Snorkeling with sea turtle in Las Bachas, Galapagos

How to go snorkeling at Las Bachas?

Las Bachas beach is located on the northern coast of Santa Cruz Island, facing Baltra Island. Although Santa Cruz is an inhabited island, the site, located in a protected and wild zone of the island, cannot be reached by road. It is accessible, however, either by one-day boat trip from Puerto Ayora (the tour commonly offered includes a visit of North Seymour Island and a stop at Las Bachas, costing $200-$250/person – equipment included), or via multi-day naturalist cruise, often with a visit of Las Bachas included. Make sure when booking your boat-trip or cruise, that a stop on the site is scheduled. Be careful, excursions are not always available. They are only organized on certain days and have a limited number of spaces.

How to get into the water?

Enter the water directly from the sand beach, close to the rocks.

Las Bachas beach snorkeling map, Santa Cruz

Las Bachas snorkeling tips and recommendations

The recommended snorkeling area covers the tip of the black rocks, on the western extremity of the beach.

When leaving the beach, you will be swimming through a shallow area (0.5-1.5m/1,5-5ft). The seabed is of no great interest here but is an ideal place to observe close up butterflyfish, parrotfish, and dusky wrasses. If you scan the rocks carefully, you may also spot numerous large-banded blennies, which are very ubiquitous in the Galapagos.

Shark snorkeling in Las Bachas, Galapagos

As you swim away further from the beach close to the rocks, the height of the water will gradually increase, and the underwater landscape will diversify. It is there, in the rocky areas at medium depth (2-4m/6-12ft), that the underwater life is most abundant.

It is in this calm water that Galápagos green turtles also come and feed on the algae-covered rocks.

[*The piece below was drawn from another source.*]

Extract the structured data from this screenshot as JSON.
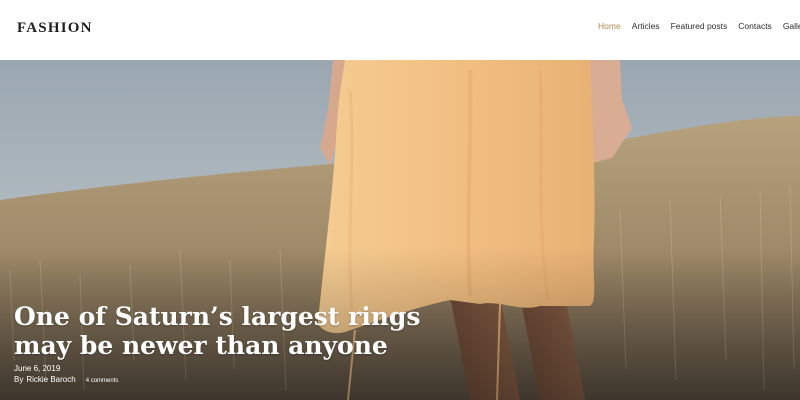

Very common on this site (Las Bachas is an important egg-laying site for these species), it is easy to get up close and take pictures of them.

Butterflyfish in Las Bachas, Galapagos

Throughout your exploration, you will also be able to encounter large schools of smallmouth grunts – endemic species in the Galápagos Islands, Mexican hogfish, or even big porcupinefish, that hide under the rocks when you get too close. It is also not uncommon to see a silvertip shark swimming along the rocky point or above the sand.
Offering easy access directly from the beach and being a rather shallow spot, this snorkeling spot is perfectly suitable for beginners and for children.

Restaurant and accommodation near Las Bachas

Las Bachas is a beach located on the uninhabited area of the Santa Cruz Island and is only accessible by the sea. Food and beverages are taken care of by cruise and boat-trip operators. Bring water with you to the beach.


  • Level required Beginner
  • Protected areaParque Nacional Galápagos
  • Maximum depth12ft/4m
  • Water entranceFrom a sandy beach
  • LifeguardNo
  • Visitor numbersMedium
  • Access costsTour or cruise price
  • Restaurants nearbyNo
  • Public toilets & showersNo

MAP Spot

These snorkeling spots are accessible to beginners and kids. You will enter the water gradually from a beach, or in a less than 3ft. deep area. The sea is generally calm, shallow, with almost no waves or currents. These spots are usually located in marked and/or monitored swimming areas. It is not necessary to swim long distances to discover the sea life.

This level only apply when the spot experiences optimal sea and/or weather conditions. It is not applicable if the sea and/or weather conditions deteriorate, in particular in the presence of rough sea, rain, strong wind, unusual current, large tides, waves and/or swell. You can find more details about the definition of our snorkeling levels on our snorkeling safety page.